By Cecilia Cress and Olivia Montes
On Dec. 10, 2021, the Washington College Office of Student Affairs, alongside the Black Student Union, Student Government Association, and Public Safety, released a campus-wide email outlining the overview of the joint meeting that occurred on Dec. 6.
According to the email, students, staff, and faculty members met to discuss PS’s presence at BSU’s Dec. 2 meeting with Mayor of Chestertown David Foster, and the details of PS’s presence at future campus events.
This meeting occurred in response to the Dec. 6 protest in Martha Washington Square, where students, faculty, staff, alumni, and parents gathered to support BSU and, as a Dec. 5 Instagram post by BSU read, “hold Public Safety accountable.”
“The protest wasn’t just about one incident, but a need for serious change on campus,” junior SGA Secretary for Diversity and Inclusion Nali Gowon said.
“Time is ticking, and we’re just students who are getting more and more frustrated as we see a lack of action. So I think that [the College is] starting to realize we have a fire beneath us and it’s not going to go out until we see some progress,” Senior SGA President Kat DeSantis said.
In response, the groups met and agreed on several solutions regarding PS’s presence on campus and at events.
“PS officers will make a greater effort to engage with students in casual, informal settings,” according to the email. Officers will also “check Campus Groups, social media, and the College calendar to attend and participate in events, with the intention of building relationships with students.” PS officers will also undergo annual diversity and bias training.
However, it was agreed by all parties that PS officers will not attend “student-led meetings and events, particularly the BSU events/meetings, without seeking explicit invitation from the students in charge of the meeting/event,” according to the email.
The meeting also served as a platform to readdress the 2020 List of Demands authored by BSU and other concerns that have not been met.
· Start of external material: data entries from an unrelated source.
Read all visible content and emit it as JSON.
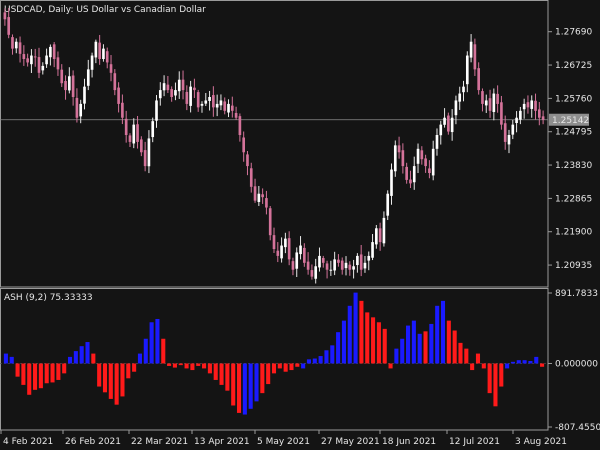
{
  "chart_data": [
    {
      "type": "candlestick",
      "title": "USDCAD, Daily:  US Dollar vs Canadian Dollar",
      "yticks": [
        "1.27690",
        "1.26725",
        "1.25760",
        "1.24795",
        "1.23830",
        "1.22865",
        "1.21900",
        "1.20935"
      ],
      "ylim": [
        1.203,
        1.2855
      ],
      "current_price": "1.25142",
      "current_price_value": 1.25142,
      "close_path": [
        1.2805,
        1.276,
        1.272,
        1.274,
        1.2705,
        1.269,
        1.268,
        1.27,
        1.2695,
        1.265,
        1.267,
        1.27,
        1.2725,
        1.269,
        1.266,
        1.262,
        1.26,
        1.264,
        1.258,
        1.252,
        1.256,
        1.261,
        1.266,
        1.27,
        1.274,
        1.269,
        1.272,
        1.268,
        1.265,
        1.26,
        1.256,
        1.252,
        1.247,
        1.245,
        1.25,
        1.245,
        1.242,
        1.238,
        1.246,
        1.251,
        1.257,
        1.26,
        1.262,
        1.26,
        1.258,
        1.26,
        1.263,
        1.26,
        1.256,
        1.261,
        1.26,
        1.255,
        1.256,
        1.257,
        1.258,
        1.255,
        1.256,
        1.257,
        1.254,
        1.256,
        1.254,
        1.252,
        1.247,
        1.242,
        1.238,
        1.232,
        1.228,
        1.23,
        1.229,
        1.226,
        1.218,
        1.214,
        1.212,
        1.215,
        1.217,
        1.211,
        1.208,
        1.213,
        1.215,
        1.21,
        1.208,
        1.206,
        1.209,
        1.212,
        1.21,
        1.208,
        1.208,
        1.211,
        1.21,
        1.208,
        1.21,
        1.208,
        1.209,
        1.212,
        1.208,
        1.21,
        1.212,
        1.216,
        1.22,
        1.216,
        1.223,
        1.23,
        1.237,
        1.244,
        1.242,
        1.238,
        1.234,
        1.233,
        1.238,
        1.243,
        1.24,
        1.238,
        1.236,
        1.243,
        1.247,
        1.25,
        1.252,
        1.248,
        1.252,
        1.257,
        1.259,
        1.261,
        1.27,
        1.274,
        1.266,
        1.26,
        1.256,
        1.257,
        1.254,
        1.259,
        1.256,
        1.25,
        1.245,
        1.247,
        1.25,
        1.252,
        1.254,
        1.256,
        1.255,
        1.257,
        1.254,
        1.252,
        1.2514
      ]
    },
    {
      "type": "bar",
      "title": "ASH (9,2) 75.33333",
      "yticks": [
        "891.7833",
        "0.000000",
        "-807.455000"
      ],
      "ylim": [
        -807.455,
        891.7833
      ],
      "colors": {
        "up": "#1a1aff",
        "down": "#ff1a1a",
        "candle": "#d4739a",
        "background": "#141414",
        "grid": "#9a9a9a",
        "text": "#e6e6e6"
      },
      "values": [
        120,
        80,
        -160,
        -260,
        -380,
        -320,
        -300,
        -240,
        -230,
        -200,
        -120,
        80,
        150,
        210,
        260,
        120,
        -280,
        -350,
        -430,
        -500,
        -400,
        -180,
        -100,
        120,
        300,
        500,
        540,
        300,
        -30,
        -50,
        -20,
        -60,
        -80,
        -30,
        -60,
        -120,
        -200,
        -260,
        -330,
        -510,
        -600,
        -620,
        -550,
        -460,
        -360,
        -250,
        -120,
        -60,
        -100,
        -80,
        -40,
        -60,
        50,
        60,
        90,
        160,
        220,
        380,
        520,
        700,
        860,
        760,
        620,
        560,
        500,
        420,
        -60,
        180,
        300,
        460,
        520,
        360,
        390,
        480,
        700,
        760,
        520,
        400,
        250,
        180,
        -80,
        120,
        -60,
        -360,
        -520,
        -280,
        -60,
        20,
        40,
        40,
        30,
        80,
        -40
      ],
      "series_colors": [
        "up",
        "up",
        "down",
        "down",
        "down",
        "down",
        "down",
        "down",
        "down",
        "down",
        "down",
        "up",
        "up",
        "up",
        "up",
        "down",
        "down",
        "down",
        "down",
        "down",
        "down",
        "down",
        "down",
        "up",
        "up",
        "up",
        "up",
        "down",
        "down",
        "down",
        "down",
        "down",
        "down",
        "down",
        "down",
        "down",
        "down",
        "down",
        "down",
        "down",
        "down",
        "up",
        "up",
        "up",
        "down",
        "down",
        "down",
        "down",
        "down",
        "down",
        "down",
        "up",
        "up",
        "up",
        "up",
        "up",
        "up",
        "up",
        "up",
        "up",
        "up",
        "down",
        "down",
        "down",
        "down",
        "down",
        "down",
        "up",
        "up",
        "up",
        "up",
        "up",
        "down",
        "up",
        "up",
        "up",
        "down",
        "down",
        "down",
        "down",
        "down",
        "down",
        "down",
        "down",
        "down",
        "down",
        "up",
        "up",
        "up",
        "up",
        "up",
        "up",
        "down"
      ]
    }
  ],
  "x_axis": {
    "labels": [
      "4 Feb 2021",
      "26 Feb 2021",
      "22 Mar 2021",
      "13 Apr 2021",
      "5 May 2021",
      "27 May 2021",
      "18 Jun 2021",
      "12 Jul 2021",
      "3 Aug 2021"
    ]
  }
}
These demands include “improved campus safety measures, hiring a Chief Diversity Officer, mandated diversity and bias training for all members of campus,” and others, according to the email.
“When the [2020 List of Demands] was brought back up at the meeting, it was really important that we showed how we’ve stayed stagnant for a couple years, and that some of the promises that were made were definitely not followed through,” PS Liaison and President of the Class of 2025 Stephen Hook said.
Further discussion concerning the 2020 List of Demands and 2021 Updated Demands during the meeting included the prioritization of establishing a Chief Diversity Officer, continuing to maintain the Intercultural Center in Minta Martin to ensure safe spaces are available and accessible, improved communication in case of a bias-related incident or safety concern, and improvement of the quality, number, and placement of security cameras around campus because “ensuring adequate lighting around campus is a key measure in making sure students feel safe walking around in the dark and ensuring the cameras have an accurate picture of incidents that may transpire,” according to the email.
“I think the agreed solutions are a starting point. WC and Chestertown have too long of a history for there to be only one solution that solves everything. To maintain DEI at WC there must be continuous efforts not just from students but faculty as well,” Gowon said.
While many students support the solutions proposed as a result of the meeting, many others are still wary that they may not be implemented as promised.
“Actions speak louder than words and at the end of the day, students want to feel safe and welcomed on their campus. The solutions would need to be directly implemented and there would need to be a change or else the meeting would be similar to the ones held before it,” junior BSU Vice President Mariama Keita said.
“I would say that it was a conversation that was, for lack of a better term, long overdue. [But I felt] the administrators were very willing to listen and to put action steps forward, and…our [BSU’s] goal for this year is to really end those repeated stories,” junior BSU President Jonah Nicholson said.
According to Hook, a main focus this semester involves pursuing and keeping students informed on the progress made towards these solutions. Hook said that he will be following up with Director of PS Pam Hoffmann to make sure the annual bias training and other solutions are being completed, and that as well as communicating with fellow students is upheld.
“We needed to start somewhere, and this [letter] is a great set of goals we have listed out. I think it’s important for students to realize that this is not going to happen overnight, as it should have happened many years ago, but this is all work that we’re continuing to do,” Hook said.
Elm Archive Photos
Featured Photo Caption: Representatives from the Washington College Black Student Union, Student Government Association, Public Safety, and the Office of Student Affairs met in the Casey Academic Center and presented key outcomes and solutions resulting from their discussion following the Dec. 6 protest in Martha Washington Square a few days before.